What to do
These entries are to be retyped in full, word for word.

─── Exercise data ───

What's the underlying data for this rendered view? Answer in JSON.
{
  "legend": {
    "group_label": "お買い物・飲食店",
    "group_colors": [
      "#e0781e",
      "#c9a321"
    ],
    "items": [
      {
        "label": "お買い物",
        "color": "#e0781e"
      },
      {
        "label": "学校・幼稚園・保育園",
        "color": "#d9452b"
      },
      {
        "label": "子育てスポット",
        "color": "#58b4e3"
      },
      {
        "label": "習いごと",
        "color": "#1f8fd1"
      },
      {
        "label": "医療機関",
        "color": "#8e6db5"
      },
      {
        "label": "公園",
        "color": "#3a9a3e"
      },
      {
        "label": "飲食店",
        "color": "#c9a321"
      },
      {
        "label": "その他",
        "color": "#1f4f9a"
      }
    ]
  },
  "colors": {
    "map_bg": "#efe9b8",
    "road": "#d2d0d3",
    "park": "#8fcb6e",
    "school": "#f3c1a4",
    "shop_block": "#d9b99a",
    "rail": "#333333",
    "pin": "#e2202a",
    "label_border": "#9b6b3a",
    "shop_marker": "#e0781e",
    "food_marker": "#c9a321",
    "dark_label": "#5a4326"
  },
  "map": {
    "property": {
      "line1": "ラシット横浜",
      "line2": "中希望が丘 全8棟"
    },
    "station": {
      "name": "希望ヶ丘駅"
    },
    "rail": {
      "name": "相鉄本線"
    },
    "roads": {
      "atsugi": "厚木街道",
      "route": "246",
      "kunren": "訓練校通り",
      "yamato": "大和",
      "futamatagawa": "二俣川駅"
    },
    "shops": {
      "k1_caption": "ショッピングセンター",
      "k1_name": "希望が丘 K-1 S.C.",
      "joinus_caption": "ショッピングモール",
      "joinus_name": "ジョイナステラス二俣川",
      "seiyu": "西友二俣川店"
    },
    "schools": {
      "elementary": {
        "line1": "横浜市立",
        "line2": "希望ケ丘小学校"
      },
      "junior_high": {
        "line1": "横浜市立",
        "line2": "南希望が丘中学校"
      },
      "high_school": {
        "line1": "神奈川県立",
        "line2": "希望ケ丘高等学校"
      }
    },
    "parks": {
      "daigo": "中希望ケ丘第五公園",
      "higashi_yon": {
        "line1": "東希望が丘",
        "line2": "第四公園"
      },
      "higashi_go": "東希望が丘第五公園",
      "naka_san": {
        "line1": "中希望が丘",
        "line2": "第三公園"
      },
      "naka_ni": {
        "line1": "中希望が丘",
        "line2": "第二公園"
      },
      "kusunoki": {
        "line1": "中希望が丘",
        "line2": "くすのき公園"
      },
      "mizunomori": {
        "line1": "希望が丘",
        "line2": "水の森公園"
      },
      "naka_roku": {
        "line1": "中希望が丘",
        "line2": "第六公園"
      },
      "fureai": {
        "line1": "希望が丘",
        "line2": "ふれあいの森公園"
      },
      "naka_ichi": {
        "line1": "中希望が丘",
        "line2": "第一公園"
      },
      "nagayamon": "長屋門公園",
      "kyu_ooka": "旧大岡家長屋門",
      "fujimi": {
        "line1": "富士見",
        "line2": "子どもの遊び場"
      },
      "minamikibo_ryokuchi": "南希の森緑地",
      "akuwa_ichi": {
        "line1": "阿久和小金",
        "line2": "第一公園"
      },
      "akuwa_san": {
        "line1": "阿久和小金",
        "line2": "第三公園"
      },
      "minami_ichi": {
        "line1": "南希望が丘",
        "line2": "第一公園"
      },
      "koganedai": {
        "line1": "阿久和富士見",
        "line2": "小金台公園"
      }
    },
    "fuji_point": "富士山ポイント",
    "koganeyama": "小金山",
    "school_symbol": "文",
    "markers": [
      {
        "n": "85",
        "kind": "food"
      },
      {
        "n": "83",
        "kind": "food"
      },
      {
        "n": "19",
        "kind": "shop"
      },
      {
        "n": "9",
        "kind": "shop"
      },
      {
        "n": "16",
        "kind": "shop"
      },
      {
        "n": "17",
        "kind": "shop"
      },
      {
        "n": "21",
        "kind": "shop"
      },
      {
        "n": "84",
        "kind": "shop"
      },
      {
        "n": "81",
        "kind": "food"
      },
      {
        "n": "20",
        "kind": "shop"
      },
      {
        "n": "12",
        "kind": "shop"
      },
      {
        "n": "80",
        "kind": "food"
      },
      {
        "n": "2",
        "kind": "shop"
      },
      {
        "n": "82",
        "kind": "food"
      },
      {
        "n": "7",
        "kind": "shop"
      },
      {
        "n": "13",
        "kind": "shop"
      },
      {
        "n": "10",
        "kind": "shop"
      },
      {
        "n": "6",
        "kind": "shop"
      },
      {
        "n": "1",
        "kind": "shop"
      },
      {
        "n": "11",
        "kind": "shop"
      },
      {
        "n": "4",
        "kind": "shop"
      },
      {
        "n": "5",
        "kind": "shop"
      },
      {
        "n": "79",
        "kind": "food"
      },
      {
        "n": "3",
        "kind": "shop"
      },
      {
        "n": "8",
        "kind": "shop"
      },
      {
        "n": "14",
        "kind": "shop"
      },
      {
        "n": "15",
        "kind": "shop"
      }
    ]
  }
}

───

Response
What's the underlying data for this rendered view? Answer in JSON.
{
  "legend": {
    "group_label": "お買い物・飲食店",
    "group_colors": [
      "#e0781e",
      "#c9a321"
    ],
    "items": [
      {
        "label": "お買い物",
        "color": "#e0781e"
      },
      {
        "label": "学校・幼稚園・保育園",
        "color": "#d9452b"
      },
      {
        "label": "子育てスポット",
        "color": "#58b4e3"
      },
      {
        "label": "習いごと",
        "color": "#1f8fd1"
      },
      {
        "label": "医療機関",
        "color": "#8e6db5"
      },
      {
        "label": "公園",
        "color": "#3a9a3e"
      },
      {
        "label": "飲食店",
        "color": "#c9a321"
      },
      {
        "label": "その他",
        "color": "#1f4f9a"
      }
    ]
  },
  "colors": {
    "map_bg": "#efe9b8",
    "road": "#d2d0d3",
    "park": "#8fcb6e",
    "school": "#f3c1a4",
    "shop_block": "#d9b99a",
    "rail": "#333333",
    "pin": "#e2202a",
    "label_border": "#9b6b3a",
    "shop_marker": "#e0781e",
    "food_marker": "#c9a321",
    "dark_label": "#5a4326"
  },
  "map": {
    "property": {
      "line1": "ラシット横浜",
      "line2": "中希望が丘 全8棟"
    },
    "station": {
      "name": "希望ヶ丘駅"
    },
    "rail": {
      "name": "相鉄本線"
    },
    "roads": {
      "atsugi": "厚木街道",
      "route": "246",
      "kunren": "訓練校通り",
      "yamato": "大和",
      "futamatagawa": "二俣川駅"
    },
    "shops": {
      "k1_caption": "ショッピングセンター",
      "k1_name": "希望が丘 K-1 S.C.",
      "joinus_caption": "ショッピングモール",
      "joinus_name": "ジョイナステラス二俣川",
      "seiyu": "西友二俣川店"
    },
    "schools": {
      "elementary": {
        "line1": "横浜市立",
        "line2": "希望ケ丘小学校"
      },
      "junior_high": {
        "line1": "横浜市立",
        "line2": "南希望が丘中学校"
      },
      "high_school": {
        "line1": "神奈川県立",
        "line2": "希望ケ丘高等学校"
      }
    },
    "parks": {
      "daigo": "中希望ケ丘第五公園",
      "higashi_yon": {
        "line1": "東希望が丘",
        "line2": "第四公園"
      },
      "higashi_go": "東希望が丘第五公園",
      "naka_san": {
        "line1": "中希望が丘",
        "line2": "第三公園"
      },
      "naka_ni": {
        "line1": "中希望が丘",
        "line2": "第二公園"
      },
      "kusunoki": {
        "line1": "中希望が丘",
        "line2": "くすのき公園"
      },
      "mizunomori": {
        "line1": "希望が丘",
        "line2": "水の森公園"
      },
      "naka_roku": {
        "line1": "中希望が丘",
        "line2": "第六公園"
      },
      "fureai": {
        "line1": "希望が丘",
        "line2": "ふれあいの森公園"
      },
      "naka_ichi": {
        "line1": "中希望が丘",
        "line2": "第一公園"
      },
      "nagayamon": "長屋門公園",
      "kyu_ooka": "旧大岡家長屋門",
      "fujimi": {
        "line1": "富士見",
        "line2": "子どもの遊び場"
      },
      "minamikibo_ryokuchi": "南希の森緑地",
      "akuwa_ichi": {
        "line1": "阿久和小金",
        "line2": "第一公園"
      },
      "akuwa_san": {
        "line1": "阿久和小金",
        "line2": "第三公園"
      },
      "minami_ichi": {
        "line1": "南希望が丘",
        "line2": "第一公園"
      },
      "koganedai": {
        "line1": "阿久和富士見",
        "line2": "小金台公園"
      }
    },
    "fuji_point": "富士山ポイント",
    "koganeyama": "小金山",
    "school_symbol": "文",
    "markers": [
      {
        "n": "85",
        "kind": "food"
      },
      {
        "n": "83",
        "kind": "food"
      },
      {
        "n": "19",
        "kind": "shop"
      },
      {
        "n": "9",
        "kind": "shop"
      },
      {
        "n": "16",
        "kind": "shop"
      },
      {
        "n": "17",
        "kind": "shop"
      },
      {
        "n": "21",
        "kind": "shop"
      },
      {
        "n": "84",
        "kind": "shop"
      },
      {
        "n": "81",
        "kind": "food"
      },
      {
        "n": "20",
        "kind": "shop"
      },
      {
        "n": "12",
        "kind": "shop"
      },
      {
        "n": "80",
        "kind": "food"
      },
      {
        "n": "2",
        "kind": "shop"
      },
      {
        "n": "82",
        "kind": "food"
      },
      {
        "n": "7",
        "kind": "shop"
      },
      {
        "n": "13",
        "kind": "shop"
      },
      {
        "n": "10",
        "kind": "shop"
      },
      {
        "n": "6",
        "kind": "shop"
      },
      {
        "n": "1",
        "kind": "shop"
      },
      {
        "n": "11",
        "kind": "shop"
      },
      {
        "n": "4",
        "kind": "shop"
      },
      {
        "n": "5",
        "kind": "shop"
      },
      {
        "n": "79",
        "kind": "food"
      },
      {
        "n": "3",
        "kind": "shop"
      },
      {
        "n": "8",
        "kind": "shop"
      },
      {
        "n": "14",
        "kind": "shop"
      },
      {
        "n": "15",
        "kind": "shop"
      }
    ]
  }
}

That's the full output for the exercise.